▶ **WORK INSTRUCTIONS**: Go over the entries and report the lines where the word "text" occurs.

(Extracted data entries)
- Opening Delimiter -
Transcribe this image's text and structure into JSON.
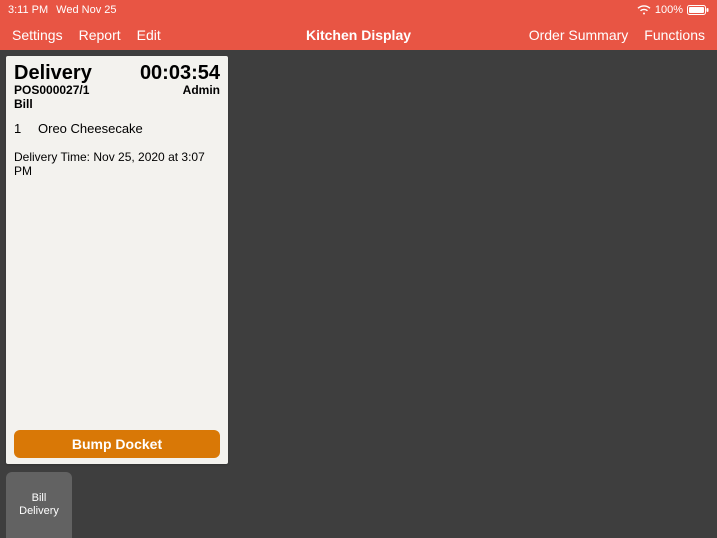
{
  "status": {
    "time": "3:11 PM",
    "date": "Wed Nov 25",
    "battery_pct": "100%"
  },
  "nav": {
    "left": {
      "settings": "Settings",
      "report": "Report",
      "edit": "Edit"
    },
    "title": "Kitchen Display",
    "right": {
      "order_summary": "Order Summary",
      "functions": "Functions"
    }
  },
  "docket": {
    "type": "Delivery",
    "timer": "00:03:54",
    "order_id": "POS000027/1",
    "user": "Admin",
    "customer": "Bill",
    "items": [
      {
        "qty": "1",
        "name": "Oreo Cheesecake"
      }
    ],
    "delivery_time_label": "Delivery Time: Nov 25, 2020 at 3:07 PM",
    "bump_label": "Bump Docket"
  },
  "station_tab": {
    "line1": "Bill",
    "line2": "Delivery"
  }
}
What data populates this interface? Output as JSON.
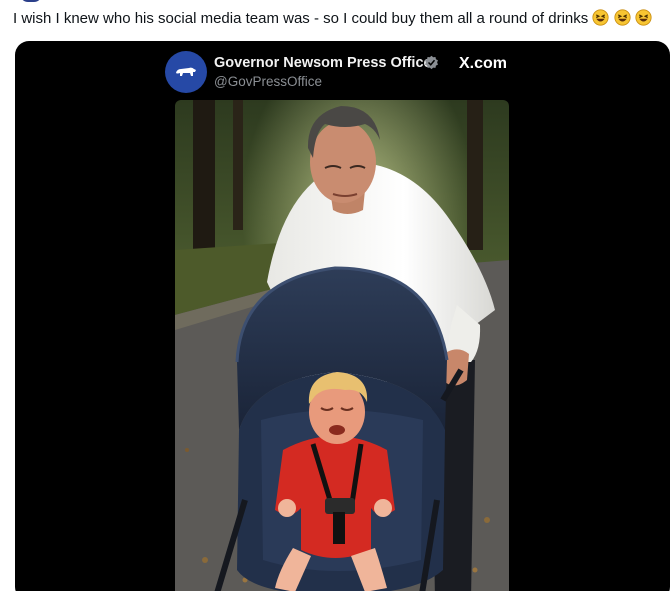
{
  "post": {
    "text": "I wish I knew who his social media team was - so I could buy them all a round of drinks",
    "emoji": [
      "laughing-emoji",
      "laughing-emoji",
      "laughing-emoji"
    ]
  },
  "embedded_tweet": {
    "account_name": "Governor Newsom Press Office",
    "handle": "@GovPressOffice",
    "site_label": "X.com",
    "verified": true,
    "image": {
      "description_icon": "ai-image-man-pushing-stroller-with-crying-baby"
    }
  },
  "colors": {
    "embed_background": "#000000",
    "avatar_blue": "#2649a6",
    "verified_badge": "#8b8f94",
    "handle_gray": "#8b8f94",
    "baby_outfit_red": "#d42a22",
    "stroller_navy": "#1e2a40"
  }
}
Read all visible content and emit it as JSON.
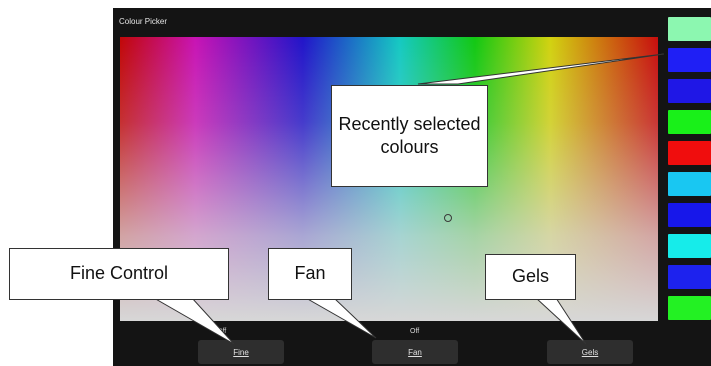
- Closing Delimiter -
▶ **ANSWER SPACE**:
Transcribe this image's text and structure into JSON.
    "text": "I wish I knew who his social media team was - so I could buy them all a round of drinks",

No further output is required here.